Exercise goal:
What is needed here is an exact reprint of every record below.
Start of The data
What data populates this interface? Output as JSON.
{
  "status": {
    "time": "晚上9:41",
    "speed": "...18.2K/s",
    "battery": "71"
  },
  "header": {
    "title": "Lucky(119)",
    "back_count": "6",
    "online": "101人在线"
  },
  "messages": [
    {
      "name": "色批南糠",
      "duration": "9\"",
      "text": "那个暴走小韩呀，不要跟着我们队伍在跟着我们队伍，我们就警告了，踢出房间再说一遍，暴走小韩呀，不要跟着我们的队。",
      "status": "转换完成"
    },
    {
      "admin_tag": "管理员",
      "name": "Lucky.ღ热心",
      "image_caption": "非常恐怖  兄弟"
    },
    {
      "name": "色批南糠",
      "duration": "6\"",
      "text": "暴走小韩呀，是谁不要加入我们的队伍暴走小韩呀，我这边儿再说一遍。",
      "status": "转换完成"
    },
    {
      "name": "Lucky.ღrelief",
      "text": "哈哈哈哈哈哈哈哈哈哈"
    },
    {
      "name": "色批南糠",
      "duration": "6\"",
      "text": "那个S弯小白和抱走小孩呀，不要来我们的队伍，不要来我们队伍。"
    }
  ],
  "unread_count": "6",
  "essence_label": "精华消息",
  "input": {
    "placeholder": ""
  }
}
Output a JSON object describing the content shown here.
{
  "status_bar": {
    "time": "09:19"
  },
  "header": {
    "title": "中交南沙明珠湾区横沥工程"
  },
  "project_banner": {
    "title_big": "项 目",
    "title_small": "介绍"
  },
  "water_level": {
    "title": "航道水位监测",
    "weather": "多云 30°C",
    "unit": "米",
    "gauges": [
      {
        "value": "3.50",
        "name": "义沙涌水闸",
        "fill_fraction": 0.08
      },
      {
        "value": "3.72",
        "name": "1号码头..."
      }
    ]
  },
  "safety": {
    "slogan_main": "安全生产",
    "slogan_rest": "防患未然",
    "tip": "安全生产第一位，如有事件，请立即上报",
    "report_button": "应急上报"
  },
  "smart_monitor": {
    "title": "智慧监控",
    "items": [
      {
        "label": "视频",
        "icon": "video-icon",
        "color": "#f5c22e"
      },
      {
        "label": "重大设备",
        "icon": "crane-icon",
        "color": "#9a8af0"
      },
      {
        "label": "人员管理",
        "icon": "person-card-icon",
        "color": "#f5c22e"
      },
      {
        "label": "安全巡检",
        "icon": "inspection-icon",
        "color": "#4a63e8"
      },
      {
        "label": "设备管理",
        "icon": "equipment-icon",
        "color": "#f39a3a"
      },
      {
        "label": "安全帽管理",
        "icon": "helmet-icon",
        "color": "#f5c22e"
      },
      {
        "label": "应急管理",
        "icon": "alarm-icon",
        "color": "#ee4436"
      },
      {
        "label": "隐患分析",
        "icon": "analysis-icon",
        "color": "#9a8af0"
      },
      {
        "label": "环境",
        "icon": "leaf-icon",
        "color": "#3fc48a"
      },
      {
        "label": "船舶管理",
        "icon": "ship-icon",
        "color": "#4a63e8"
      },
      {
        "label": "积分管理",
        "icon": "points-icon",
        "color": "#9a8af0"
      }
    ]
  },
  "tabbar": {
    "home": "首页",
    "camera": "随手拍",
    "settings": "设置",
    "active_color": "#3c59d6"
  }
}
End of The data
Exercise answer:
What data populates this interface? Output as JSON.
{
  "status": {
    "time": "晚上9:41",
    "speed": "...18.2K/s",
    "battery": "71"
  },
  "header": {
    "title": "Lucky(119)",
    "back_count": "6",
    "online": "101人在线"
  },
  "messages": [
    {
      "name": "色批南糠",
      "duration": "9\"",
      "text": "那个暴走小韩呀，不要跟着我们队伍在跟着我们队伍，我们就警告了，踢出房间再说一遍，暴走小韩呀，不要跟着我们的队。",
      "status": "转换完成"
    },
    {
      "admin_tag": "管理员",
      "name": "Lucky.ღ热心",
      "image_caption": "非常恐怖  兄弟"
    },
    {
      "name": "色批南糠",
      "duration": "6\"",
      "text": "暴走小韩呀，是谁不要加入我们的队伍暴走小韩呀，我这边儿再说一遍。",
      "status": "转换完成"
    },
    {
      "name": "Lucky.ღrelief",
      "text": "哈哈哈哈哈哈哈哈哈哈"
    },
    {
      "name": "色批南糠",
      "duration": "6\"",
      "text": "那个S弯小白和抱走小孩呀，不要来我们的队伍，不要来我们队伍。"
    }
  ],
  "unread_count": "6",
  "essence_label": "精华消息",
  "input": {
    "placeholder": ""
  }
}
Output a JSON object describing the content shown here.
{
  "status_bar": {
    "time": "09:19"
  },
  "header": {
    "title": "中交南沙明珠湾区横沥工程"
  },
  "project_banner": {
    "title_big": "项 目",
    "title_small": "介绍"
  },
  "water_level": {
    "title": "航道水位监测",
    "weather": "多云 30°C",
    "unit": "米",
    "gauges": [
      {
        "value": "3.50",
        "name": "义沙涌水闸",
        "fill_fraction": 0.08
      },
      {
        "value": "3.72",
        "name": "1号码头..."
      }
    ]
  },
  "safety": {
    "slogan_main": "安全生产",
    "slogan_rest": "防患未然",
    "tip": "安全生产第一位，如有事件，请立即上报",
    "report_button": "应急上报"
  },
  "smart_monitor": {
    "title": "智慧监控",
    "items": [
      {
        "label": "视频",
        "icon": "video-icon",
        "color": "#f5c22e"
      },
      {
        "label": "重大设备",
        "icon": "crane-icon",
        "color": "#9a8af0"
      },
      {
        "label": "人员管理",
        "icon": "person-card-icon",
        "color": "#f5c22e"
      },
      {
        "label": "安全巡检",
        "icon": "inspection-icon",
        "color": "#4a63e8"
      },
      {
        "label": "设备管理",
        "icon": "equipment-icon",
        "color": "#f39a3a"
      },
      {
        "label": "安全帽管理",
        "icon": "helmet-icon",
        "color": "#f5c22e"
      },
      {
        "label": "应急管理",
        "icon": "alarm-icon",
        "color": "#ee4436"
      },
      {
        "label": "隐患分析",
        "icon": "analysis-icon",
        "color": "#9a8af0"
      },
      {
        "label": "环境",
        "icon": "leaf-icon",
        "color": "#3fc48a"
      },
      {
        "label": "船舶管理",
        "icon": "ship-icon",
        "color": "#4a63e8"
      },
      {
        "label": "积分管理",
        "icon": "points-icon",
        "color": "#9a8af0"
      }
    ]
  },
  "tabbar": {
    "home": "首页",
    "camera": "随手拍",
    "settings": "设置",
    "active_color": "#3c59d6"
  }
}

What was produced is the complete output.